▸ ABOUT THIS TASK: Please set down each record exactly as it appears, but leave out any pictures.

Dataset rows describing interfaces:
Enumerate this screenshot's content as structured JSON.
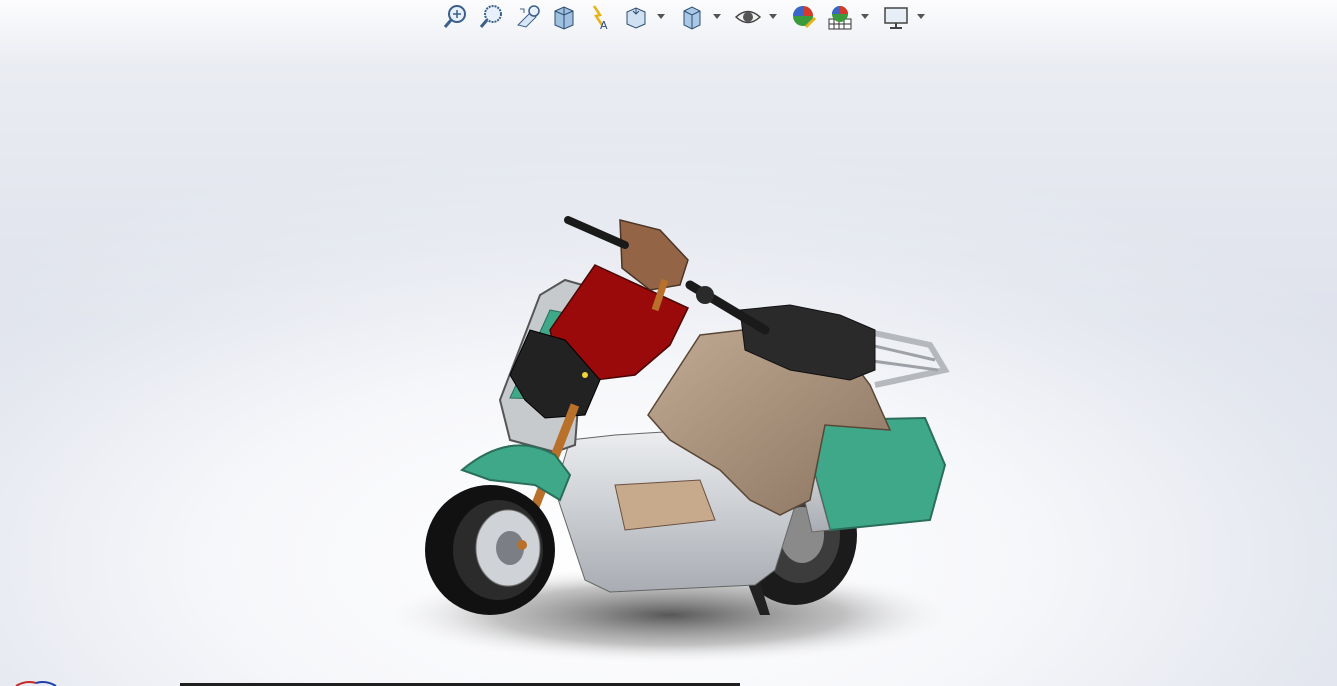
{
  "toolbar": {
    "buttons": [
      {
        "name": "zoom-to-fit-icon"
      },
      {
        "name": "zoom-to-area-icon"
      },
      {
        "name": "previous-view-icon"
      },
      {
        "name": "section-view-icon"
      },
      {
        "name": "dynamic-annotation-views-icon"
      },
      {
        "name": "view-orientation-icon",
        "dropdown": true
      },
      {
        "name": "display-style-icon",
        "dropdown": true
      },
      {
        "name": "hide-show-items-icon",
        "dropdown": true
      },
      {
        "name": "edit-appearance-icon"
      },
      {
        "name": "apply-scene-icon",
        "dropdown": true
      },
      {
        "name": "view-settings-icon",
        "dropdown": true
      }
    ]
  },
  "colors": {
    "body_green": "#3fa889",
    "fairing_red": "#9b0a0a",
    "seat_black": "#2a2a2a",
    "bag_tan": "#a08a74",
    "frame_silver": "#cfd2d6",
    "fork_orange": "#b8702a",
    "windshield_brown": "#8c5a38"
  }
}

▸ FINISHED EXERCISE:
Enumerate this screenshot's content as structured JSON.
{
  "toolbar": {
    "buttons": [
      {
        "name": "zoom-to-fit-icon"
      },
      {
        "name": "zoom-to-area-icon"
      },
      {
        "name": "previous-view-icon"
      },
      {
        "name": "section-view-icon"
      },
      {
        "name": "dynamic-annotation-views-icon"
      },
      {
        "name": "view-orientation-icon",
        "dropdown": true
      },
      {
        "name": "display-style-icon",
        "dropdown": true
      },
      {
        "name": "hide-show-items-icon",
        "dropdown": true
      },
      {
        "name": "edit-appearance-icon"
      },
      {
        "name": "apply-scene-icon",
        "dropdown": true
      },
      {
        "name": "view-settings-icon",
        "dropdown": true
      }
    ]
  },
  "colors": {
    "body_green": "#3fa889",
    "fairing_red": "#9b0a0a",
    "seat_black": "#2a2a2a",
    "bag_tan": "#a08a74",
    "frame_silver": "#cfd2d6",
    "fork_orange": "#b8702a",
    "windshield_brown": "#8c5a38"
  }
}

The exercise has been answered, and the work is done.